January 26, 2001
United States Attorney Thomas L. Strickland and Stanley M. Vann, Special Agent In Charge, IRS Criminal Investigation, Denver Field Office, announced that JOSEPH LEWIS HERNANDEZ, of Las Vegas, Nevada, was found guilty late yesterday of filing false claims to the United States after a four day trial by jury in front of U.S. District Judge Edward Nottingham. HERNANDEZ was named in a 13 count indictment by a federal grand jury in Denver on February 25, 1999 for filing false claims with the Internal Revenue Service. HERNANDEZ was found guilty on 12 of the 13 counts and could be sentenced up to five years imprisonment and fined up to $250,000.00 for each of the counts of conviction.

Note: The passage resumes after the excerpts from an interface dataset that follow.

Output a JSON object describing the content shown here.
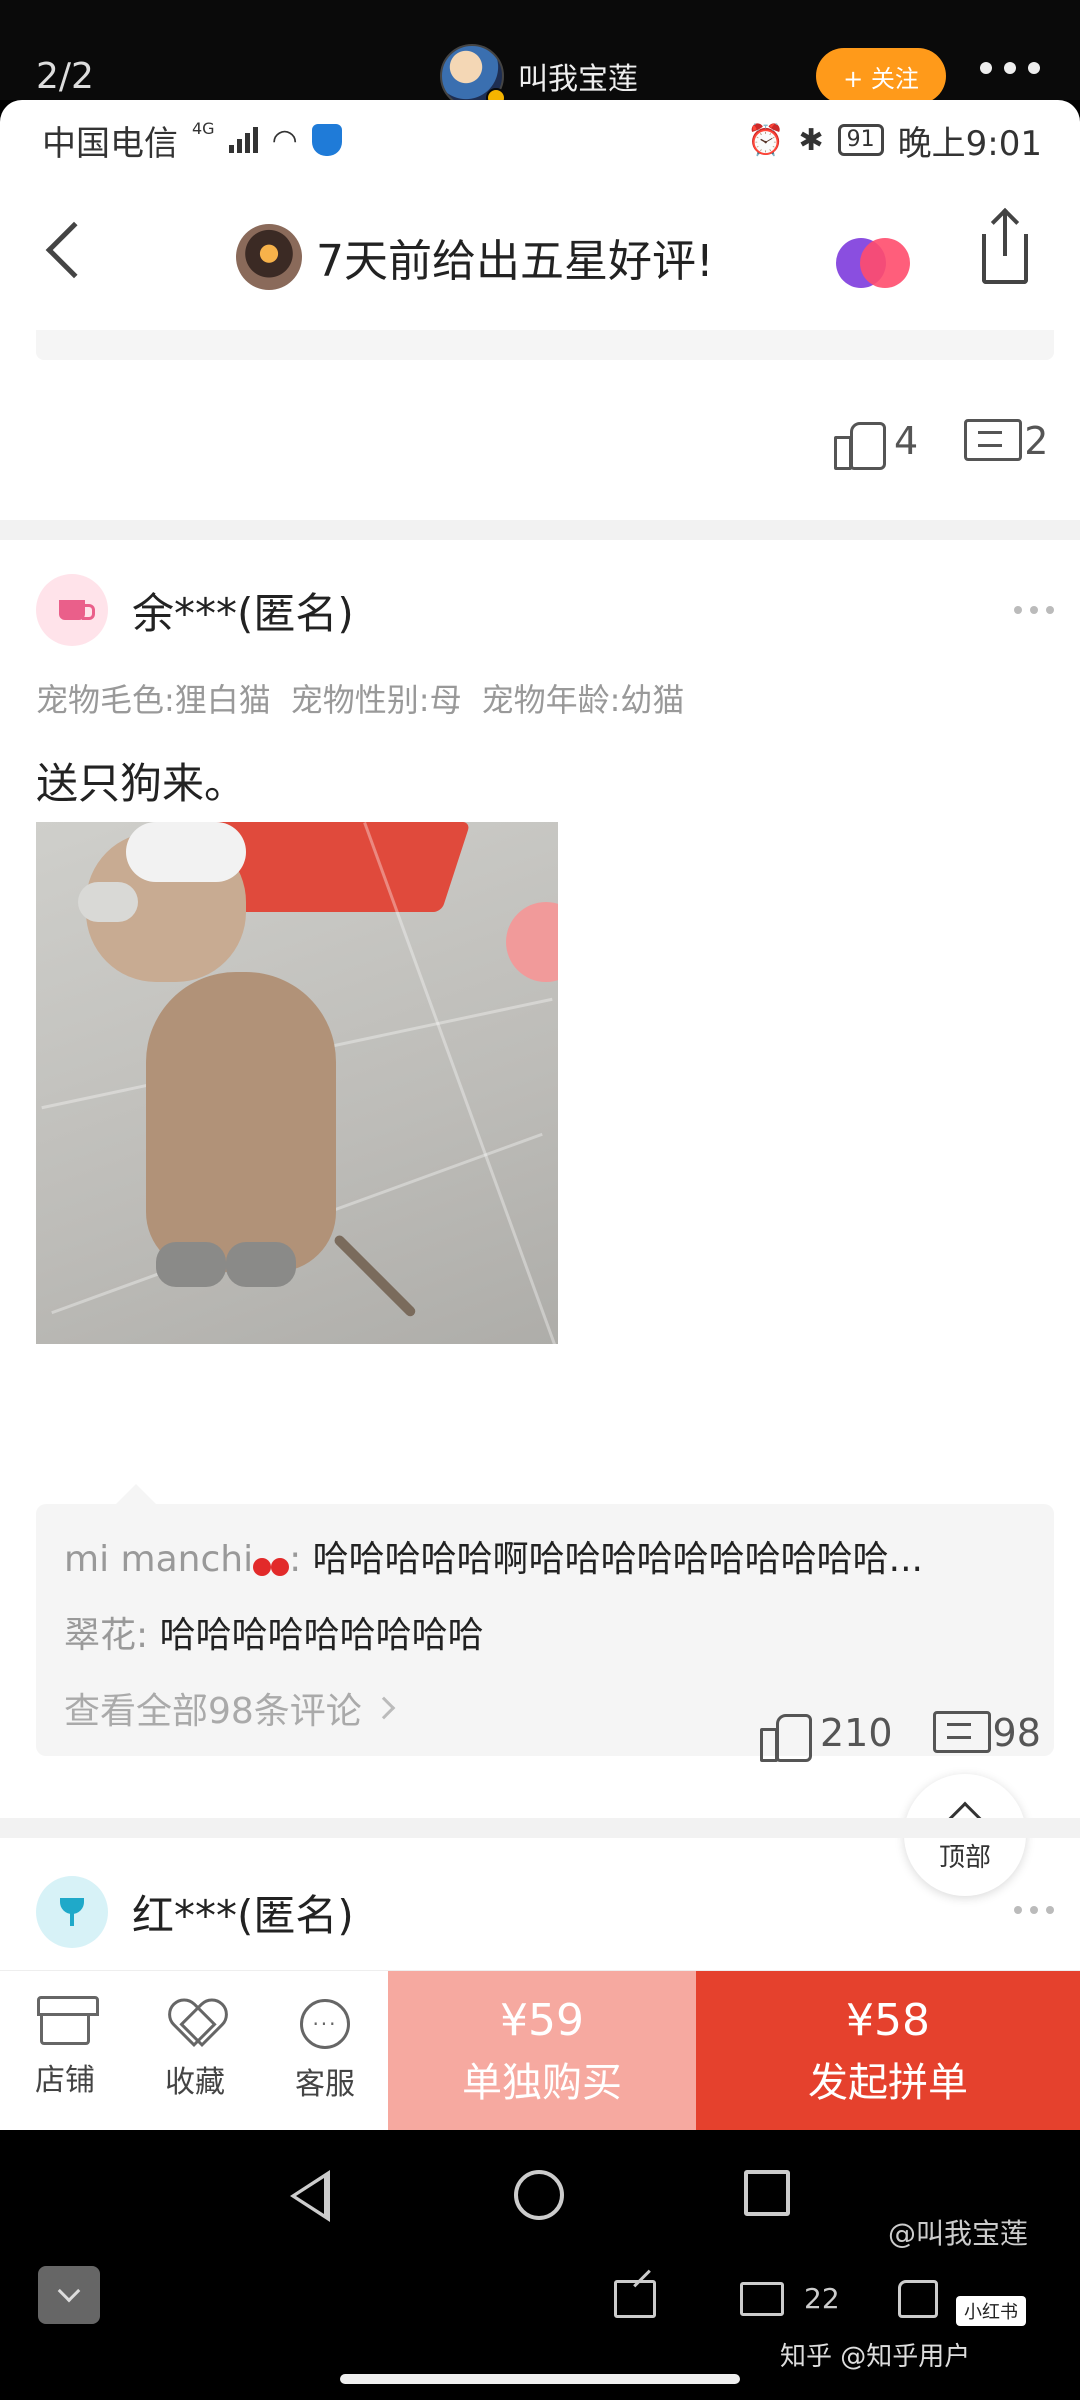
{
  "viewer": {
    "counter": "2/2",
    "author": "叫我宝莲",
    "follow_label": "+ 关注"
  },
  "status_bar": {
    "carrier": "中国电信",
    "network": "4G",
    "battery": "91",
    "time": "晚上9:01"
  },
  "nav": {
    "title": "7天前给出五星好评!"
  },
  "previous_review": {
    "likes": "4",
    "comments": "2"
  },
  "review1": {
    "user": "余***(匿名)",
    "sku": [
      "宠物毛色:狸白猫",
      "宠物性别:母",
      "宠物年龄:幼猫"
    ],
    "text": "送只狗来。",
    "comments": [
      {
        "name": "mi manchi",
        "sep": ":",
        "text": "哈哈哈哈哈啊哈哈哈哈哈哈哈哈哈哈..."
      },
      {
        "name": "翠花",
        "sep": ":",
        "text": "哈哈哈哈哈哈哈哈哈"
      }
    ],
    "view_all": "查看全部98条评论",
    "likes": "210",
    "comment_count": "98"
  },
  "review2": {
    "user": "红***(匿名)"
  },
  "back_to_top": "顶部",
  "buy_bar": {
    "shop": "店铺",
    "favorite": "收藏",
    "service": "客服",
    "single_price": "¥59",
    "single_label": "单独购买",
    "group_price": "¥58",
    "group_label": "发起拼单"
  },
  "watermarks": {
    "weibo": "@叫我宝莲",
    "zhihu": "知乎 @知乎用户",
    "tag": "小红书"
  },
  "viewer_bottom": {
    "comment_count": "22"
  },
  "colors": {
    "accent_orange": "#ff9a1a",
    "buy_group": "#e5412d",
    "buy_single": "#f6a9a0"
  }
}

According to the indictment, HERNANDEZ, then a resident of Denver, Colorado, allegedly filed or aided and abetted in filing 13 false claims involving the preparation of false U.S. Individual Income Tax Returns, Forms 1040, 1040EZ, and 1040A, for the years 1990 through 1993. The returns were filed with the United States Treasury Department, through the Internal Revenue Service, claiming over $24,000 in tax refunds.

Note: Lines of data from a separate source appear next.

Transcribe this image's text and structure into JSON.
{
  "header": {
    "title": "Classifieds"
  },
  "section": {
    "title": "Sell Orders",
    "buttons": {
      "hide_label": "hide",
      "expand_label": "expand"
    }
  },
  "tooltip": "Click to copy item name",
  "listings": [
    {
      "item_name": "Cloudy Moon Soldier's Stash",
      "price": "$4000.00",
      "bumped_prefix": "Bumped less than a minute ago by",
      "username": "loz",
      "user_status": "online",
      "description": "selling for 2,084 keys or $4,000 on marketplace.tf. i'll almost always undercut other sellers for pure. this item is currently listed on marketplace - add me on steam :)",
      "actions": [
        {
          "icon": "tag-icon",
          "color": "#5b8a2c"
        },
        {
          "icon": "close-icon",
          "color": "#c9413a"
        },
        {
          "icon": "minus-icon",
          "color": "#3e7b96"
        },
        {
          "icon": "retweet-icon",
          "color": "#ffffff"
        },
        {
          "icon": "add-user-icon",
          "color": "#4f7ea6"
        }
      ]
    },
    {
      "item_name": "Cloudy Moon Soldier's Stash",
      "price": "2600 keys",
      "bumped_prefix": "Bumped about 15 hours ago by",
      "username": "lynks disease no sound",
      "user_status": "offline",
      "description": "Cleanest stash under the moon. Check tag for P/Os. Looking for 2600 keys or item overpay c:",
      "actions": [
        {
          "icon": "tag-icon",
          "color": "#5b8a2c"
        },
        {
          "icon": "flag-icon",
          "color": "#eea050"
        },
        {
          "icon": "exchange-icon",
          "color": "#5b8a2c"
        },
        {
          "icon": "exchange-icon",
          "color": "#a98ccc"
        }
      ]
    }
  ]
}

According to Stanley Vann, SAC, Denver Field Office, IRS Criminal Investigation, "Prosecution of violations of the internal revenue laws serves to deter others, fosters voluntary compliance with the nation's tax laws, and increases the public confidence of conscientious taxpayers that the Service prosecutes violators."
Vann went on to say "the jury's pronouncement of guilty in this case is the result of the 'IRS Questionable Refund Program' administered by the IRS Criminal Investigation to combat the filing of false tax refund claims."
The Questionable Refund Program (QRP) is a nationwide program established in January of 1977. The QRP was designed to identify fraudulent returns, stop the payment of fraudulent refunds, and to refer identified fraudulent refund schemes to CI field offices. While the primary focus is on individual tax returns, business tax returns are also reviewed under the QRP. Since its inception, the QRP has detected over $1.4 billion in fraudulent refunds. In addition, QRP has been responsible for the identification of substantial abuses in other programs that has resulted in the savings of hundreds of millions of dollars from fraudulent schemes in abusive tax shelters and fraudulent claims for Earned Income Tax Credit (EITC).
Kenneth Harmon, Assistant United States Attorney, prosecuted the case.
For more information about the QRP see http://www.treas.gov/irs/ci.